A European automotive materials research consortium demonstrated a carbon fiber hood on a Ford Focus, using production techniques that could make the advanced material practical for mass market production vehicles.

Ford showed off this Focus with a carbon fiber-reinforced hood at a materials conference in Germany. Ford

Exotic cars, such as the McLaren MP4-12C, boast lightweight bodies made entirely of carbon fiber-reinforced panels, yet a demonstration by Ford of a carbon fiber hood suggests that mass commercialization of this advanced material will trickle out on a piece-by-piece basis.

Carbon fiber-reinforced components can weigh less than half of their steel equivalents, while exhibiting similar strength. However, carbon fiber is currently too time-consuming and expensive to produce for use in affordable, mass market cars. BMW currently builds a carbon fiber roof over the cabin of its M3 performance vehicle, and is working with Daimler on developing a practical production process for carbon fiber body components.

Ford's European Research Centre worked with Hightech.NRW, a German research consortium dedicated to developing practical carbon fiber-based automotive components, to manufacture the Focus hood. Ford showed off the new component at the Composites Europe conference in Dusseldorf, Germany, touting the production process, which cut down time and cost to build the hood.

In Europe, Ford has partnered with Dow Automotive Systems to commercialize the new materials production process. Ford says the goal of this technology is to shed about 750 pounds from its production cars.
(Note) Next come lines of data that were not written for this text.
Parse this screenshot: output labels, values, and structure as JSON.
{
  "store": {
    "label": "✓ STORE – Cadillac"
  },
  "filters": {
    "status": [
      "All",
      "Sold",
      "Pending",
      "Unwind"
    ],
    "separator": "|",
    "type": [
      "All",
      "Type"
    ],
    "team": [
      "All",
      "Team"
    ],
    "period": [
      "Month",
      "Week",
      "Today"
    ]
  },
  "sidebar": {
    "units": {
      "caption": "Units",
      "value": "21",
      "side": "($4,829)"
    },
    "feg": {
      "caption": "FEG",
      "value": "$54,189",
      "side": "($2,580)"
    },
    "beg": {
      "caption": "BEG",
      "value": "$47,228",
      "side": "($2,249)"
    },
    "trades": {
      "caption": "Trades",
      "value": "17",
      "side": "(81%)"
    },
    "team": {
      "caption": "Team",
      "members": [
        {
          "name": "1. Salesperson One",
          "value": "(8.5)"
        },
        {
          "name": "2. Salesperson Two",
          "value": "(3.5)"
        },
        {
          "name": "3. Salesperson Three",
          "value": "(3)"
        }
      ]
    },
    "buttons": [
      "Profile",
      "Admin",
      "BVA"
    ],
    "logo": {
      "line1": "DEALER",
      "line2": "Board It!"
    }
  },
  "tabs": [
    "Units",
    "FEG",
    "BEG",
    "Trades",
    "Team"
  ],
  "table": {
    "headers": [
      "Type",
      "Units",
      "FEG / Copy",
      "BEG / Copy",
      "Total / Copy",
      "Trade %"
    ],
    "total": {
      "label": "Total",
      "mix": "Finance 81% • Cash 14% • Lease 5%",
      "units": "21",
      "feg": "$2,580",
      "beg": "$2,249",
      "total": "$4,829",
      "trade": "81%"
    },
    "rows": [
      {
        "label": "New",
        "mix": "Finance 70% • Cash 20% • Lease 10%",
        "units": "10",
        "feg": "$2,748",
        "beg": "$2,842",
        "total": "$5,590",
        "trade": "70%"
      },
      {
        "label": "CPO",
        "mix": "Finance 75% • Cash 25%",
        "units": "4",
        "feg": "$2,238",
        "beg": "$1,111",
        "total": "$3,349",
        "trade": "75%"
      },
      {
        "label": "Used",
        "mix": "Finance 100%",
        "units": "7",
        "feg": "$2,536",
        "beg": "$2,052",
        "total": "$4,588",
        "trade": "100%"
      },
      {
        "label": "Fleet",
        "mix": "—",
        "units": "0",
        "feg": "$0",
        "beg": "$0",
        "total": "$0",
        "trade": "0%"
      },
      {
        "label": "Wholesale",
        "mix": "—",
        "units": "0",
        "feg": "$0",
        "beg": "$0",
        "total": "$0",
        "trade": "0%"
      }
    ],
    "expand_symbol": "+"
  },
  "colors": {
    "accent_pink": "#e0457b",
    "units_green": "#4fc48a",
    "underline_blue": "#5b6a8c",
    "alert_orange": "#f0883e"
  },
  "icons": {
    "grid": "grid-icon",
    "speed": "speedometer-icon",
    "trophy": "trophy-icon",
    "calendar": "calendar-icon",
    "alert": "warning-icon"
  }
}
This technology would take the curb weight of a 2013 Ford Focus from 2,948 pounds down to 2,198 pounds, a reduction that would increase fuel economy.

The research is also looking into sandwiching a foam core between carbon fiber-reinforced body panels to improve car-pedestrian collision safety.

The advent of carbon fiber-reinforced body panels on cars means an end to merely pulling out a ding or pounding out damage, but this material's strength also means it can handle small abuses, such as being smacked with a shopping cart, better than steel.